Persistence in the context of this project is the ability of the Canada lynx population present in Minnesota to persist through a complete lynx-hare cycle. Data collected in the first few years of this project will help determine whether the population does persist at low densities in Minnesota during the low in the lynx-hare cycle. Demographic data from collared animals will allow us to predict survival and fecundity of Canada lynx present in Minnesota and build some initial population models, continuous observations of lynx would support the concept of persistence, but only the genetic data will make it possible to confirm persistence of Canada lynx in the Great Lakes Region. The scat and tissue samples that are being collected during this study will make it possible to determine whether lynx that are found in the future represent offspring of Canada lynx currently in Minnesota, or animals that have moved into Minnesota from Canada.
The question of persistence is important because it is unknown whether lynx remain in Minnesota at low population densities during lows in the lynx-hare cycle, or lynx are extirpated from Minnesota during the lows in the lynx-hare cycle and then recolonize the state from Canada as one hypothesis suggests for the populations in the contiguous U.S. Even 25 years ago the appearance of lynx from Canada during highs in the lynx-hare cycle was hypothesized to result from dispersal of lynx native to Canada (Mech 1973). Genetic evidence suggests that at least some of this dispersal results in gene flow between widely separated lynx populations (Schwartz et al. 2002). It is important to recognize, however, that the dispersal hypothesis does not require that lynx be extirpated from Minnesota during lows in the lynx-hare cycle.

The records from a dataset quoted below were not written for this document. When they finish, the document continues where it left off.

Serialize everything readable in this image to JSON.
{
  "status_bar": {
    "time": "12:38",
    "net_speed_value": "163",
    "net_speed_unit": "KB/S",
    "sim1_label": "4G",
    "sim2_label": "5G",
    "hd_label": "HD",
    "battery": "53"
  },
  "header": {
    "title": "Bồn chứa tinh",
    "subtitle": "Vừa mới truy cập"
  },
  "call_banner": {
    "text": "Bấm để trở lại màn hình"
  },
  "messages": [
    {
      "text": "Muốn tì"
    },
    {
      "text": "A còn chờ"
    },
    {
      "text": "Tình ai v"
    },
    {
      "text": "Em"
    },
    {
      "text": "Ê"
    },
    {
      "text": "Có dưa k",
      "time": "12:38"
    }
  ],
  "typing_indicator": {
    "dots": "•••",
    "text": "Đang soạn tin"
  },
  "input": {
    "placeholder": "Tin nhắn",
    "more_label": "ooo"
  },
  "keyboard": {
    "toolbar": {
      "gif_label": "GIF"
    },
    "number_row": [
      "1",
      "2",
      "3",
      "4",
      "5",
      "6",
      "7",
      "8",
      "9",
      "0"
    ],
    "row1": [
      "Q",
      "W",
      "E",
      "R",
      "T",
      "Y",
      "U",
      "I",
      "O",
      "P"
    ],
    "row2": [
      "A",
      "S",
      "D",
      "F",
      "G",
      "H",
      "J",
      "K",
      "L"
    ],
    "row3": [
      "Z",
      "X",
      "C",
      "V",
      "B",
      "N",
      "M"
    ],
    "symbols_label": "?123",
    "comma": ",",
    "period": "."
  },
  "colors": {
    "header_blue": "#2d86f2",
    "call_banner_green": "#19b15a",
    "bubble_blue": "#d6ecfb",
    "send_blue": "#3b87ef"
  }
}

Persistence of lynx in Minnesota in historical and current contexts is addressed in the 2008 Annual Report. The report is also available from the Publications page. If you have any questions, send us an email (email@example.com)